Exercise objective:
Set the records down again exactly, apart from any pictures in them.

Recorded data:

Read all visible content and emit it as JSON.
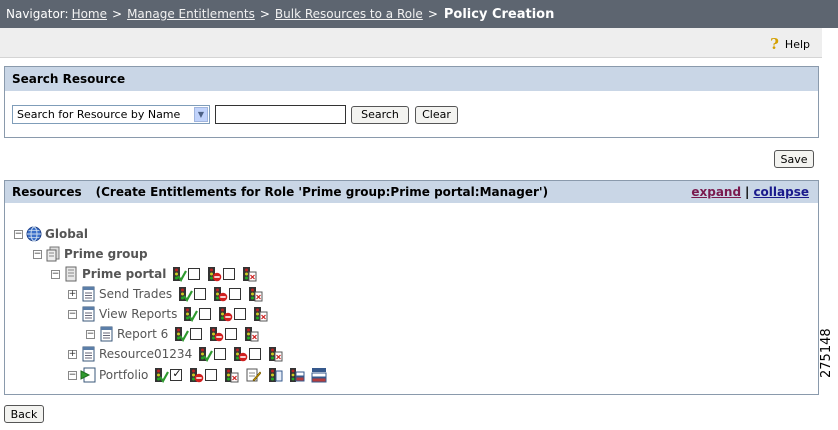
{
  "navigator": {
    "label": "Navigator:",
    "crumbs": [
      "Home",
      "Manage Entitlements",
      "Bulk Resources to a Role"
    ],
    "separator": ">",
    "current": "Policy Creation"
  },
  "help": {
    "label": "Help",
    "icon": "question-icon"
  },
  "search": {
    "title": "Search Resource",
    "select_value": "Search for Resource by Name",
    "input_value": "",
    "search_label": "Search",
    "clear_label": "Clear"
  },
  "save_label": "Save",
  "resources": {
    "title": "Resources",
    "subtitle": "(Create Entitlements for Role 'Prime group:Prime portal:Manager')",
    "expand_label": "expand",
    "collapse_label": "collapse",
    "separator": "|",
    "tree": [
      {
        "label": "Global",
        "toggle": "−",
        "icon": "globe-icon"
      },
      {
        "label": "Prime group",
        "toggle": "−",
        "icon": "server-group-icon"
      },
      {
        "label": "Prime portal",
        "toggle": "−",
        "icon": "server-icon"
      },
      {
        "label": "Send Trades",
        "toggle": "+",
        "icon": "document-icon"
      },
      {
        "label": "View Reports",
        "toggle": "−",
        "icon": "document-icon"
      },
      {
        "label": "Report 6",
        "toggle": "−",
        "icon": "document-icon"
      },
      {
        "label": "Resource01234",
        "toggle": "+",
        "icon": "document-icon"
      },
      {
        "label": "Portfolio",
        "toggle": "−",
        "icon": "portlet-icon"
      }
    ]
  },
  "back_label": "Back",
  "figure_number": "275148",
  "colors": {
    "navbar": "#5d6570",
    "panel_header": "#c9d6e6",
    "panel_border": "#8a9aac",
    "allow_green": "#2e9a2e",
    "deny_red": "#d11f1f"
  }
}
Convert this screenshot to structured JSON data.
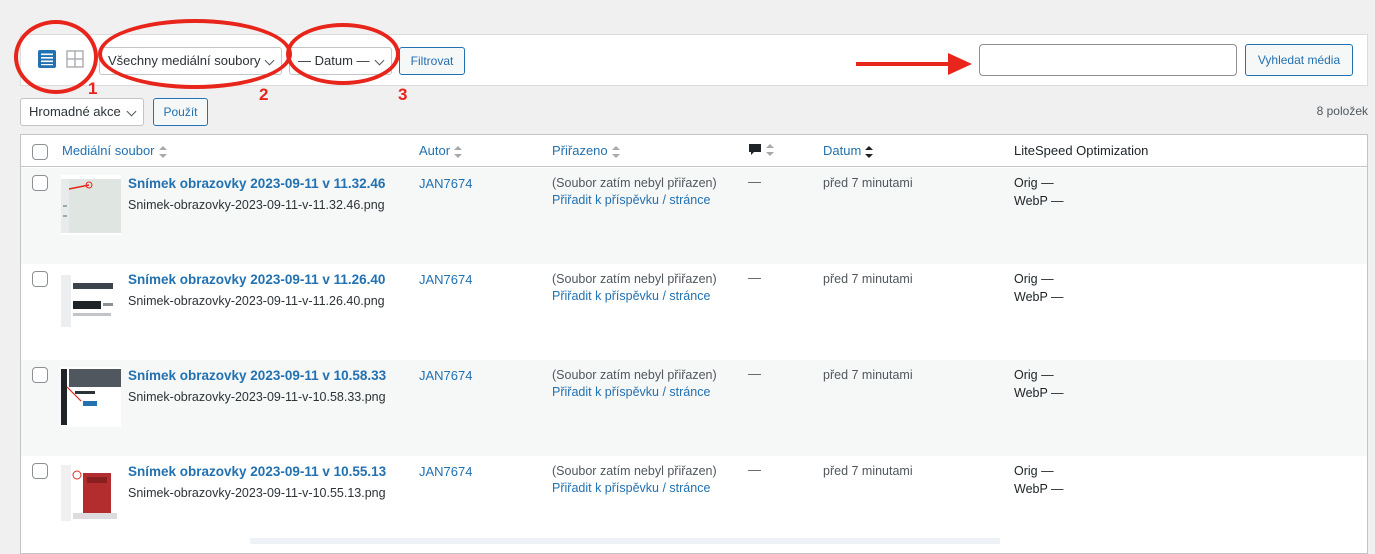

Expected output:
Read all visible content and emit it as JSON.
{
  "navigator": {
    "label": "Navigator:",
    "crumbs": [
      "Home",
      "Manage Entitlements",
      "Bulk Resources to a Role"
    ],
    "separator": ">",
    "current": "Policy Creation"
  },
  "help": {
    "label": "Help",
    "icon": "question-icon"
  },
  "search": {
    "title": "Search Resource",
    "select_value": "Search for Resource by Name",
    "input_value": "",
    "search_label": "Search",
    "clear_label": "Clear"
  },
  "save_label": "Save",
  "resources": {
    "title": "Resources",
    "subtitle": "(Create Entitlements for Role 'Prime group:Prime portal:Manager')",
    "expand_label": "expand",
    "collapse_label": "collapse",
    "separator": "|",
    "tree": [
      {
        "label": "Global",
        "toggle": "−",
        "icon": "globe-icon"
      },
      {
        "label": "Prime group",
        "toggle": "−",
        "icon": "server-group-icon"
      },
      {
        "label": "Prime portal",
        "toggle": "−",
        "icon": "server-icon"
      },
      {
        "label": "Send Trades",
        "toggle": "+",
        "icon": "document-icon"
      },
      {
        "label": "View Reports",
        "toggle": "−",
        "icon": "document-icon"
      },
      {
        "label": "Report 6",
        "toggle": "−",
        "icon": "document-icon"
      },
      {
        "label": "Resource01234",
        "toggle": "+",
        "icon": "document-icon"
      },
      {
        "label": "Portfolio",
        "toggle": "−",
        "icon": "portlet-icon"
      }
    ]
  },
  "back_label": "Back",
  "figure_number": "275148",
  "colors": {
    "navbar": "#5d6570",
    "panel_header": "#c9d6e6",
    "panel_border": "#8a9aac",
    "allow_green": "#2e9a2e",
    "deny_red": "#d11f1f"
  }
}
Convert this screenshot to structured JSON data.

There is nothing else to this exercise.